◆ **WHAT THE TASK ASKS**: Copy out all lines from the entries below in which "value" occurs.
____________
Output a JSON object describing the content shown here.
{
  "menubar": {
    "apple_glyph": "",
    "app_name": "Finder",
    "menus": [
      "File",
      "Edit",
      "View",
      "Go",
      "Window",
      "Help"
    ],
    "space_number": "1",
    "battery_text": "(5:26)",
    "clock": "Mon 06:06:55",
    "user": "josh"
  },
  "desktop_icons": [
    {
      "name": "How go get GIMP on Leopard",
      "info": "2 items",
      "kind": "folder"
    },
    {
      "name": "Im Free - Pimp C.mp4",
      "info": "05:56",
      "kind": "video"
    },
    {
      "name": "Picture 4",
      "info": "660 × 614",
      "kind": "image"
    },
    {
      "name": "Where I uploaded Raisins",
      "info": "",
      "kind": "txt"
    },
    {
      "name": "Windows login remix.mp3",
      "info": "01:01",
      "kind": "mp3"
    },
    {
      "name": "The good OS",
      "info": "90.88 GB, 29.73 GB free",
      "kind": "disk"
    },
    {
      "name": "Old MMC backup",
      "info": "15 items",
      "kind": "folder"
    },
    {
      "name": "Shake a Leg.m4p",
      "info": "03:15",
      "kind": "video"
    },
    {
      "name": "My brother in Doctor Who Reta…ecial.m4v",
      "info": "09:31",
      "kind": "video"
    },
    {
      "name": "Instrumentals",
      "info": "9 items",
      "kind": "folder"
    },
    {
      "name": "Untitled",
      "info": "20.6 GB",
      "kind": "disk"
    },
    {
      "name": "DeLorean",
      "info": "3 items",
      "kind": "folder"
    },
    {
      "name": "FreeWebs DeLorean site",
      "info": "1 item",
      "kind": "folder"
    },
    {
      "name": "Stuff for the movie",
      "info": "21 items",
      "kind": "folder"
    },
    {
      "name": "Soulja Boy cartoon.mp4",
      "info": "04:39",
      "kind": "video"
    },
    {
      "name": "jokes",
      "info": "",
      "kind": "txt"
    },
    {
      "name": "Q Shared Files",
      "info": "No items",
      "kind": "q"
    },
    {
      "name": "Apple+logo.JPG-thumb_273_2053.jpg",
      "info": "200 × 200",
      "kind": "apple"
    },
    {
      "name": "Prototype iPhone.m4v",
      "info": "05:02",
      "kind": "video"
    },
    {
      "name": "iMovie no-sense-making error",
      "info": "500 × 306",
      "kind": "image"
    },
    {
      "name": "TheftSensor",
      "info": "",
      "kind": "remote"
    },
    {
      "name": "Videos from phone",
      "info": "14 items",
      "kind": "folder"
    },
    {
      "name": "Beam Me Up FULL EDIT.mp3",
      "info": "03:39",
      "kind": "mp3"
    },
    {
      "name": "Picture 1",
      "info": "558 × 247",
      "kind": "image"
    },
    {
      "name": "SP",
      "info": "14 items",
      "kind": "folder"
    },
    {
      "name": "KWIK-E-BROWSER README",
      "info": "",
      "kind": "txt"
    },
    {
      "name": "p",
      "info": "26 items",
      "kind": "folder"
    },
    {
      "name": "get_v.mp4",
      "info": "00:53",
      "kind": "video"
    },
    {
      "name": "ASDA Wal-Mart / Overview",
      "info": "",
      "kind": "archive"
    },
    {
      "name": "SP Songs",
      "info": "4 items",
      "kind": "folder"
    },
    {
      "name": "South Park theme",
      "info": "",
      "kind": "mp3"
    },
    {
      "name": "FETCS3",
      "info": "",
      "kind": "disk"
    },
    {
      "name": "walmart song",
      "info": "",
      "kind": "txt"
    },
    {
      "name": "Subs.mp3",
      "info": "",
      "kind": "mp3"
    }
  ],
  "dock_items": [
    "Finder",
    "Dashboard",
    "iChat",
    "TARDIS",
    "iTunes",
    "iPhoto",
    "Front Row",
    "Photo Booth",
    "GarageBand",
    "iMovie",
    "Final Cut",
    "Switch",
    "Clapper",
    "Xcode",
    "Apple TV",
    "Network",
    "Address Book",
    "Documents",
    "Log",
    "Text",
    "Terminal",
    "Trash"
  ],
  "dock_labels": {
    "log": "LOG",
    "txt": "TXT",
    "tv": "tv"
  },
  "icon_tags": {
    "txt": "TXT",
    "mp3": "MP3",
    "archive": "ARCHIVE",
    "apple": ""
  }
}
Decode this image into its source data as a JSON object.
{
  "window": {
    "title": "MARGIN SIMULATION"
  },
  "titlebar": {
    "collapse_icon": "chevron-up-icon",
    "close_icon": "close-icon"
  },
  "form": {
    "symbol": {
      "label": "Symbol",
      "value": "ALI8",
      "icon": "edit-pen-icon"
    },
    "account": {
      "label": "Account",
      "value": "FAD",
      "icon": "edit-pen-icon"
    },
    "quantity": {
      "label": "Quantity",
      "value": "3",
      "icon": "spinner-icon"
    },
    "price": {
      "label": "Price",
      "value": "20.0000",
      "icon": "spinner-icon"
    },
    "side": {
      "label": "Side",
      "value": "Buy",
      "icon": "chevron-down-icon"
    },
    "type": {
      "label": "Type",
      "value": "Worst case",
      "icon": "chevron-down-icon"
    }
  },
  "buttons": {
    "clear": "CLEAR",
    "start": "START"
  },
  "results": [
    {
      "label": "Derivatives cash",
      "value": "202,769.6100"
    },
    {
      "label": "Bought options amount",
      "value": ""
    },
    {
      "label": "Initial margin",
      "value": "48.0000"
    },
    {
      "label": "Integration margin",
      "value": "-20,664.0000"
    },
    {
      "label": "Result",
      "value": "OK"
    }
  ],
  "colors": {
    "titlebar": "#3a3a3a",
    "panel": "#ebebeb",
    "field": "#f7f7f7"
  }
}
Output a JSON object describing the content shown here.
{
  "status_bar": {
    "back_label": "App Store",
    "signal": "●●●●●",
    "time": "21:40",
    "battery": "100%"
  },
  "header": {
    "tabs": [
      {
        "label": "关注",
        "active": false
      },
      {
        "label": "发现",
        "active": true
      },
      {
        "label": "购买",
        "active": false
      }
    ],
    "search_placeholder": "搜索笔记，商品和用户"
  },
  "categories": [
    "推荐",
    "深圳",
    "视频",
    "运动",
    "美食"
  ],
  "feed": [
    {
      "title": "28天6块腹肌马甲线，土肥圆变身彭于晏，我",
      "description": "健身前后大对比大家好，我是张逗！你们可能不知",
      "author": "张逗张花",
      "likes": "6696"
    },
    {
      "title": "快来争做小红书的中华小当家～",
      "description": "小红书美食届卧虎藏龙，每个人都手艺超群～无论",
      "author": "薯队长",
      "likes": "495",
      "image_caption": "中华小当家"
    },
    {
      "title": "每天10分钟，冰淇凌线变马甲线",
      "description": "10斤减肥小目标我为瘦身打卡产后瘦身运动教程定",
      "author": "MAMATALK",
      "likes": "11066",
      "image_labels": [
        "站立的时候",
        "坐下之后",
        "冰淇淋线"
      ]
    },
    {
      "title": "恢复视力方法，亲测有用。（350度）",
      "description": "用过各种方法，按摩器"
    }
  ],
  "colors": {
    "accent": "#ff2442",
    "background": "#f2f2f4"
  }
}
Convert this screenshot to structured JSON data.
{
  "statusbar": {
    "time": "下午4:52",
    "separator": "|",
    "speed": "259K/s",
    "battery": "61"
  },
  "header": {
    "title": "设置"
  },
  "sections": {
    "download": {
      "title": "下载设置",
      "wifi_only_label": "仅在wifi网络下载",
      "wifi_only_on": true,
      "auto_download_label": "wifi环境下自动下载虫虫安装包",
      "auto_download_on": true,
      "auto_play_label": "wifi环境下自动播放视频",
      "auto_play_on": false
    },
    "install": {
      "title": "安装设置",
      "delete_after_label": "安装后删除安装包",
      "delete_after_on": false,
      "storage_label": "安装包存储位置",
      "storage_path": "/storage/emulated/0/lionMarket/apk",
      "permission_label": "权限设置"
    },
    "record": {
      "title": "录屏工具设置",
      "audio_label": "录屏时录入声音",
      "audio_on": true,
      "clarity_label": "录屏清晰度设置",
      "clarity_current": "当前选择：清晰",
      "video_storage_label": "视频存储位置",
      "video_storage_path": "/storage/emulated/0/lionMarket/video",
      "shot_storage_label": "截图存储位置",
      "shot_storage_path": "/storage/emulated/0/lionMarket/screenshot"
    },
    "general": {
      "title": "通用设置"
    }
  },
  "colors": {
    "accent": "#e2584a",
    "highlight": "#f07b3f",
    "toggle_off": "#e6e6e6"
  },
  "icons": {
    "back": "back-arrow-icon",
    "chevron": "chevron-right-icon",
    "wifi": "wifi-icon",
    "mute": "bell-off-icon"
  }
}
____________
◆ **TASK SOLUTION**:
      "value": "ALI8",
      "value": "FAD",
      "value": "3",
      "value": "20.0000",
      "value": "Buy",
      "value": "Worst case",
      "value": "202,769.6100"
      "value": ""
      "value": "48.0000"
      "value": "-20,664.0000"
      "value": "OK"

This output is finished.